Two days later, “Operation Frozen”—reportedly given that name by U.S. Embassy officials—was set in motion. The participants at the meeting at the U.S. Embassy, which included representatives of the relevant agencies of both countries, agreed to hold executive meetings every 15 days to assess progress, streamline interagency collaboration, “and seal the borders, each country from their own responsibilities and within a sovereign framework,” according to the statement issued by Mexico’s Secretary of Citizen Safety and Protection (SPCC) after the meeting.
“Today Operation Frozen was presented,” the U.S. Embassy tweeted. “U.S. Amb. Landau stressed that the political will exists to confront the shared challenge,” it reported, and provided a link to the SPCC statement.
Trump-López Obrador Cooperation
Censored by the Media
The situation in Mexico is delicate. People’s understandable fear of the power displayed by the narcos is being fed by a wave of wild speculations, rumors, half-truths, and posturing by frightened politicians flooding the media—independent, pro-government and opposition alike. George Soros’s legalization lobby moved to use the environment of terror created by the cartels to try to ram through its long-standing policy of drug legalization, hoping to do so by Oct. 31. That immediate effort failed, although the government continues to leave the door open to the option. Long-standing Soros henchman Jorge Castañeda opened a new flank against the institutions of Mexico, issuing a call for a national debate on sidelining the Armed Forces from policy-making and operational decision-making.
The national, and international, neoliberal forces that opposed López Obrador’s efforts to reassert Mexico’s sovereignty and economic development, are focusing their fire on the President himself, including implying U.S. support for their attack on the Mexican President.
In his Oct. 24 press conference, López Obrador counterattacked, by playing a clip from President Trump’s Sept. 24 speech before the United Nations General Assembly, in which he thanked López Obrador, by name, for “the great cooperation” the United States is receiving from Mexico in the fight against human and drug trafficking. It was an unprecedented action by a Mexican President, and one very zealous of his nation’s sovereignty, which has gone unreported in the United States—and was hardly mentioned in Mexico.

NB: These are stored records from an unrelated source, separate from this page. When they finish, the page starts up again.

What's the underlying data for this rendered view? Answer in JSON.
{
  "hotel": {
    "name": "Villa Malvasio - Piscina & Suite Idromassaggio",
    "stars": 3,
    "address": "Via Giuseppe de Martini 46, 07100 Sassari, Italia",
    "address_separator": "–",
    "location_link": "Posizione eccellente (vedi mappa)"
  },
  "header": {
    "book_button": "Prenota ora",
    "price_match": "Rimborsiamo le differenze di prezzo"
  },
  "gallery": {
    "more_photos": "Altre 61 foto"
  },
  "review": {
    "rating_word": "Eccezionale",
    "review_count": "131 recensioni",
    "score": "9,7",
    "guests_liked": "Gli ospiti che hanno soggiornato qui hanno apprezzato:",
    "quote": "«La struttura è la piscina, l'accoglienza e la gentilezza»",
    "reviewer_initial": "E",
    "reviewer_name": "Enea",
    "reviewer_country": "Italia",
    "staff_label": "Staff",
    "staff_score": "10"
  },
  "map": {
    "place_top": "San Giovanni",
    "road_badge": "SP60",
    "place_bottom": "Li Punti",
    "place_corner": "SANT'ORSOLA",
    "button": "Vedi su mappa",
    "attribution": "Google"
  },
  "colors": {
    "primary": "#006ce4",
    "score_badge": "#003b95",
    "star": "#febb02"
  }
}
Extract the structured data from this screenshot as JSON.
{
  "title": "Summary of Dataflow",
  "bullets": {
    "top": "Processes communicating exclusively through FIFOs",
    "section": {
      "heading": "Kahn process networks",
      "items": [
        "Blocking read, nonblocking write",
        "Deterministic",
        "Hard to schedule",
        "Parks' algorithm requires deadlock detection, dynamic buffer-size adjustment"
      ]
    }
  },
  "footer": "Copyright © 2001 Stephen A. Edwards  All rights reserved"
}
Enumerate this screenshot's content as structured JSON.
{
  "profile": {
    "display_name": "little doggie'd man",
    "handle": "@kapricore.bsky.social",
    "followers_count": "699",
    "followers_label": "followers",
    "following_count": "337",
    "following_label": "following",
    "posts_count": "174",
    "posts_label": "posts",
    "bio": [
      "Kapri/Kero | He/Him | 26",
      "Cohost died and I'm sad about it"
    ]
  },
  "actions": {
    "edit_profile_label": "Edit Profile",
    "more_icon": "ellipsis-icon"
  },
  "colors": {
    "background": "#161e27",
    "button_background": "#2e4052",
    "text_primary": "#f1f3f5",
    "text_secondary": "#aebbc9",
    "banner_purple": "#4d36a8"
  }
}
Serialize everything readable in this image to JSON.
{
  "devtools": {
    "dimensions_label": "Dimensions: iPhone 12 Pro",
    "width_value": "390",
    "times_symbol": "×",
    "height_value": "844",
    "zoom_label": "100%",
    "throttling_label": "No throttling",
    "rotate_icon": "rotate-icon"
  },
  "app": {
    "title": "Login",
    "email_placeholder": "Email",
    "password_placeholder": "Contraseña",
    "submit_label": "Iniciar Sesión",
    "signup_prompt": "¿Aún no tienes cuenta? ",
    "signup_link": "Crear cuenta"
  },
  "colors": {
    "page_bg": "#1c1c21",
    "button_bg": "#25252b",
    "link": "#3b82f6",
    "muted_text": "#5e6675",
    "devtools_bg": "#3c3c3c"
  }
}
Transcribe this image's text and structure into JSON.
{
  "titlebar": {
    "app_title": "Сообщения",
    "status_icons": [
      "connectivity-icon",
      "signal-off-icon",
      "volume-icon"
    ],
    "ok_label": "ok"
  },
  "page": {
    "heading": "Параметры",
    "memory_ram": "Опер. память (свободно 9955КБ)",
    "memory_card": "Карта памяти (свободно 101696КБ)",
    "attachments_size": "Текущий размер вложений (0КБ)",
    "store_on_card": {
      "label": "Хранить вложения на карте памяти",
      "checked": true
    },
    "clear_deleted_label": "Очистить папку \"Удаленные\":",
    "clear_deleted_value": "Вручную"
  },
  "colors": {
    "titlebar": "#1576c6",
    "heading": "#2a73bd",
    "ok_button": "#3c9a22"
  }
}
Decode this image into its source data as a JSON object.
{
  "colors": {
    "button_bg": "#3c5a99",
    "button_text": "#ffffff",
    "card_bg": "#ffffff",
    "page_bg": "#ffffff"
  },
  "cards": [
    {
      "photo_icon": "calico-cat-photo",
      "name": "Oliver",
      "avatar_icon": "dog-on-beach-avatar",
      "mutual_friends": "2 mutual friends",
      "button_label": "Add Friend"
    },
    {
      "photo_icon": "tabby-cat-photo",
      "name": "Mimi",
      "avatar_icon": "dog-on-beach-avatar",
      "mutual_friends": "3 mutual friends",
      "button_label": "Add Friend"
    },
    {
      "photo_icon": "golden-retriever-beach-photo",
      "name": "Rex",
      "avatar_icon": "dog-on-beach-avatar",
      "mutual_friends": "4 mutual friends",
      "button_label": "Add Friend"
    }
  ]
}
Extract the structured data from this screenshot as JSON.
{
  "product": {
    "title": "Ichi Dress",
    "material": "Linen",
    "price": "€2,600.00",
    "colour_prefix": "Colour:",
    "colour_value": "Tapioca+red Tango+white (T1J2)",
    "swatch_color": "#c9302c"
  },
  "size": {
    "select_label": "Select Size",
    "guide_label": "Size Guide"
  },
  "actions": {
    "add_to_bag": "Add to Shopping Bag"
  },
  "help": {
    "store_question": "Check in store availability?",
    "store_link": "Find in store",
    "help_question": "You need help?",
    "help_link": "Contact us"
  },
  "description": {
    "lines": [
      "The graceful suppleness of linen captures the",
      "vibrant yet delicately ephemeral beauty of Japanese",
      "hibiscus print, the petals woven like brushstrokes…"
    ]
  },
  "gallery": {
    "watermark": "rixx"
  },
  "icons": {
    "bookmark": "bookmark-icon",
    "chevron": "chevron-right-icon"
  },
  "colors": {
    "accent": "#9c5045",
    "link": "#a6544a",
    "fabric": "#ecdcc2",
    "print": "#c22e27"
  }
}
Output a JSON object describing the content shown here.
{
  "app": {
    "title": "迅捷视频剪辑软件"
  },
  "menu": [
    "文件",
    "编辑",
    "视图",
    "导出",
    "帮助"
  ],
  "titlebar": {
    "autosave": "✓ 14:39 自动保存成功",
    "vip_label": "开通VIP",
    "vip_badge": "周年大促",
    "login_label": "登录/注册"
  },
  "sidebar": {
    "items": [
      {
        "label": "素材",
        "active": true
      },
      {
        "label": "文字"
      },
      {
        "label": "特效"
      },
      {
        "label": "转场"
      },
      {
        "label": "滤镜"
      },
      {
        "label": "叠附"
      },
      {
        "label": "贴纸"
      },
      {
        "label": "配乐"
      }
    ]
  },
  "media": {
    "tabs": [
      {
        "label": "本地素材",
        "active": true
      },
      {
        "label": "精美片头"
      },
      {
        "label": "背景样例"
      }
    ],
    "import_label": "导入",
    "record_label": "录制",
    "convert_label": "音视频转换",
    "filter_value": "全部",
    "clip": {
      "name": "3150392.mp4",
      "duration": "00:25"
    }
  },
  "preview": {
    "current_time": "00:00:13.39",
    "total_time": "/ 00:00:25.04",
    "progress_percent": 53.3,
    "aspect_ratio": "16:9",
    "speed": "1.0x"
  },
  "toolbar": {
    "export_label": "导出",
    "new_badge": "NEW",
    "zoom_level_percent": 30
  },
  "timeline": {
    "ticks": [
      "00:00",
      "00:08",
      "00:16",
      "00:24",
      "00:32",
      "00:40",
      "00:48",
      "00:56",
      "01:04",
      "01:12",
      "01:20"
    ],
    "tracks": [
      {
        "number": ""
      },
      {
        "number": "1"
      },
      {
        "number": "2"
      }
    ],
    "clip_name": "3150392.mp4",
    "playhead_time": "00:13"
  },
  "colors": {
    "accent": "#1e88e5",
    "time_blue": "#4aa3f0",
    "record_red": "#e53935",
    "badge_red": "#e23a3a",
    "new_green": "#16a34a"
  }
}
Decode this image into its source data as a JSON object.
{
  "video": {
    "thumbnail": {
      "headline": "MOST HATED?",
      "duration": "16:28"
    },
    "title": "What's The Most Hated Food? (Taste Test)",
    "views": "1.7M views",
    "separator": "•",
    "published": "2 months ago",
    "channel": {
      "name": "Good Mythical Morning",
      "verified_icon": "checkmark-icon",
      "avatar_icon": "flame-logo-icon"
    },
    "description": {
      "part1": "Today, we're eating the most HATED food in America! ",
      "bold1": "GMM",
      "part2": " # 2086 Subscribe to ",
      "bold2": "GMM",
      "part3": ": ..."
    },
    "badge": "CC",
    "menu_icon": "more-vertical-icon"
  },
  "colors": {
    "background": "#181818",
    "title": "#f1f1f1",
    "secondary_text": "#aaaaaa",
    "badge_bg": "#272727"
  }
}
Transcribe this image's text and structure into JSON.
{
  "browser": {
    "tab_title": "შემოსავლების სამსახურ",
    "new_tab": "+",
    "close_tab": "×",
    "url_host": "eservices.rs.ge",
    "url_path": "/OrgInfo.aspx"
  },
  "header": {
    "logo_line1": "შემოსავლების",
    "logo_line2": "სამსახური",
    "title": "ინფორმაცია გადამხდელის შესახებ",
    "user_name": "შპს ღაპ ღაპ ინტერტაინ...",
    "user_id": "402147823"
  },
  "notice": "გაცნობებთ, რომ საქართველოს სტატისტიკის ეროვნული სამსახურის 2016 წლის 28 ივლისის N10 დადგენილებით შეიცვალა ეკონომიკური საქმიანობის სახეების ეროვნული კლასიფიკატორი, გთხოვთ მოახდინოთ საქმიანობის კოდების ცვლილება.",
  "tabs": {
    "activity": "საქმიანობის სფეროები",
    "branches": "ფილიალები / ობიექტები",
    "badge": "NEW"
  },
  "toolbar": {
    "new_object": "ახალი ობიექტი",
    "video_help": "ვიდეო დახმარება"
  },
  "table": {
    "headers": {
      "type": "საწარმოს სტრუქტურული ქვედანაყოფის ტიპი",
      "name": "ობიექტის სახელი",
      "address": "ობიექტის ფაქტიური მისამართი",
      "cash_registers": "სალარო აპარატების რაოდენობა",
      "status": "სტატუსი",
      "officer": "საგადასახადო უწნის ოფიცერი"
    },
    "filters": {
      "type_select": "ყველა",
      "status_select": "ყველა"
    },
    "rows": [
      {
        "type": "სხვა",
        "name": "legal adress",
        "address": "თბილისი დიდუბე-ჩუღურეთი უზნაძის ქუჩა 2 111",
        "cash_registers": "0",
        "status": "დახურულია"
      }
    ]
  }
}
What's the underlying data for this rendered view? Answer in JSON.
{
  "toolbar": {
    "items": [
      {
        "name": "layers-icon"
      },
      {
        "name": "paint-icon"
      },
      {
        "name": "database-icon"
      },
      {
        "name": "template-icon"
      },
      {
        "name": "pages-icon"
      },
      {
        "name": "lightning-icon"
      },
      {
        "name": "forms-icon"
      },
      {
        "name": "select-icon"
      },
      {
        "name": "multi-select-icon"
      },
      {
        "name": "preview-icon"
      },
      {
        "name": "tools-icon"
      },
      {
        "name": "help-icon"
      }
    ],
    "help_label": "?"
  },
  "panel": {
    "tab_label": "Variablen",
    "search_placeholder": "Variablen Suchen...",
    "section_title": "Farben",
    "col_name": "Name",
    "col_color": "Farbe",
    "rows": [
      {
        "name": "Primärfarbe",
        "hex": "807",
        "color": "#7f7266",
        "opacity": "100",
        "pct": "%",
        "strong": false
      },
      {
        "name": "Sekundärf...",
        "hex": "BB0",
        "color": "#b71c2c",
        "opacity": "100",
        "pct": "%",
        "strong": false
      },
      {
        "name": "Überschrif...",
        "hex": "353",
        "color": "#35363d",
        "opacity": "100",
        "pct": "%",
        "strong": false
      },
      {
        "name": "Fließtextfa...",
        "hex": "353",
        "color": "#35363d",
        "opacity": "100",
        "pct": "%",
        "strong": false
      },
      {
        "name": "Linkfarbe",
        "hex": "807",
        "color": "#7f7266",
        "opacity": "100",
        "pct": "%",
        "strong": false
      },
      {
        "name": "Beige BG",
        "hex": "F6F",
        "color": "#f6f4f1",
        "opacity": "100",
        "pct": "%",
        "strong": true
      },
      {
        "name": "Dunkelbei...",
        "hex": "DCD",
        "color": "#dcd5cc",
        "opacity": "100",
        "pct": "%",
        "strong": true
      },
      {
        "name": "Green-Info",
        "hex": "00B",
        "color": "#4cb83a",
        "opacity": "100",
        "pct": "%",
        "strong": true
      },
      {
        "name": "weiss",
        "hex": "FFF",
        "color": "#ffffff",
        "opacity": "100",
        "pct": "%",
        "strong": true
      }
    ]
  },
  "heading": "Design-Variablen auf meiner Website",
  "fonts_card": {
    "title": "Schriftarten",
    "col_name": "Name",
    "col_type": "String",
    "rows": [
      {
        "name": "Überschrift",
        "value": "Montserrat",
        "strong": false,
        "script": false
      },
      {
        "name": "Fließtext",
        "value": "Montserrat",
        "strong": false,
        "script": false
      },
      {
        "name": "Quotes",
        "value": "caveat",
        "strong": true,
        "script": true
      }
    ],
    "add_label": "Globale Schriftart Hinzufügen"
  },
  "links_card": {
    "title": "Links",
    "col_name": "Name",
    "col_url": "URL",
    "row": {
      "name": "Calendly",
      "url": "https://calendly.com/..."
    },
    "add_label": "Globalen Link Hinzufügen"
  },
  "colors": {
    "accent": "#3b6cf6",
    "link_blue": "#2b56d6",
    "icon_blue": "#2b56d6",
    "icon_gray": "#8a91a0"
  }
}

Reporters were hammering the President about comments by a State Department official in the wake of Culiacán that Mexico was not adequately cooperating with the United States in developing an anti-drug strategy. López Obrador asked, in reply, that the video be shown, because the media had effectively blacked out Trump’s comments. He called reporters’ attention in particular to Trump’s statement at the conclusion of the clip, that “Mexico is showing us great respect, and I respect them in return.”
“Fortunately, we have a very good relationship with the government of the United States,” López Obrador stated. “We determine our security policy, as they in a sovereign manner decide their policies. Within this framework, it is understood that there is cooperation on confronting problems that affect our two nations.”